Officials with the Washington State Ferries still don’t know what may have caused the MV Tacoma to become suddenly dead in the water on the afternoon of Tuesday, July 29.
A way to fix the vessel is still a bit of a question mark, as well.
“We don’t yet have a repair plan,” said WSF spokeswoman Marta Coursey Wednesday.
She added that more information is expected to be made available by Friday afternoon, or possibly early next week.
Apparent mechanical problems aboard the ferry — a crew member said the ship lost propulsion power as it approached Eagle Harbor — left the vessel dead in the water off Bainbridge during the 12:20 p.m. sailing from Seattle early last week.
Having dropped anchor — an extreme rarity for a state ferry on a sailing in Puget Sound — the vessel was finally brought in at approximately 3 p.m. after the ferry MV Sealth was diverted from the Bremerton route to pull the Tacoma away from the Bainbridge shore, and two tugboats then guided the disabled vessel to the terminal.
Onboard the stranded vessel, the general mood of the approximately 405 passengers was agreeable and unconcerned. Most of them were more interested than upset, with many crowding the decks with cameras and cell phones to document the towing efforts.
Alcohol and concession sales continued, although on a cash-only basis as the credit card reader failed during the initial power outage.
Capt. George Capacci, Interim Assistant Secretary of Transportation, said in a telephone press conference last week that the unfortunate turn of events that completely shut down the system’s busiest route was one that had never been seen before.

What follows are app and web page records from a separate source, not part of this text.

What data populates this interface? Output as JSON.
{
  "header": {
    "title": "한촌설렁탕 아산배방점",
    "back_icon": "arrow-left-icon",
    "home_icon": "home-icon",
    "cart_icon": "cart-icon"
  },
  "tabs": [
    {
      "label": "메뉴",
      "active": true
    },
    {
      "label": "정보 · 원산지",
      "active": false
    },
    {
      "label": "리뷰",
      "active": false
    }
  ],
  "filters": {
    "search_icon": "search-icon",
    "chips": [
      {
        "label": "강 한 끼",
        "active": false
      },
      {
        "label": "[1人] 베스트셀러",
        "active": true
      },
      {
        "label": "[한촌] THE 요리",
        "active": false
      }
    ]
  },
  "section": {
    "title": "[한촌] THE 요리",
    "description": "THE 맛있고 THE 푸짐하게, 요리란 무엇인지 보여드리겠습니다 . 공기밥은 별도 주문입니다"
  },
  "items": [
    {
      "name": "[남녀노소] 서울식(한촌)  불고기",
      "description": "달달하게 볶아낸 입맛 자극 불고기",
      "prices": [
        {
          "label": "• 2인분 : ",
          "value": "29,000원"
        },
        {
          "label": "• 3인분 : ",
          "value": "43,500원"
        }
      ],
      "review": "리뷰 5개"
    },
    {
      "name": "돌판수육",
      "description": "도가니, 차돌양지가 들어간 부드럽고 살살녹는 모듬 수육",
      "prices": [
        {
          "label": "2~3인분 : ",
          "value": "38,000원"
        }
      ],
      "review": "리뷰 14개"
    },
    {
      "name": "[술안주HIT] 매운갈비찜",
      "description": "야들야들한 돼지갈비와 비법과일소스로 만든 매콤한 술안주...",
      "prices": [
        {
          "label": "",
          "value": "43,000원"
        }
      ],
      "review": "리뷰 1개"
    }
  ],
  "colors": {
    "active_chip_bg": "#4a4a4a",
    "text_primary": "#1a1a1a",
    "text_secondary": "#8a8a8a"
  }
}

“This is an unprecedented situation we find ourselves in,” Capacci said.
In his weekly email update Aug. 1, Cappaci said a switchboard on the Tacoma was under scrutiny.
“While we’re still in the early phases of investigation, we are looking at the switchboard that controls the ship’s propulsion,” Capacci noted.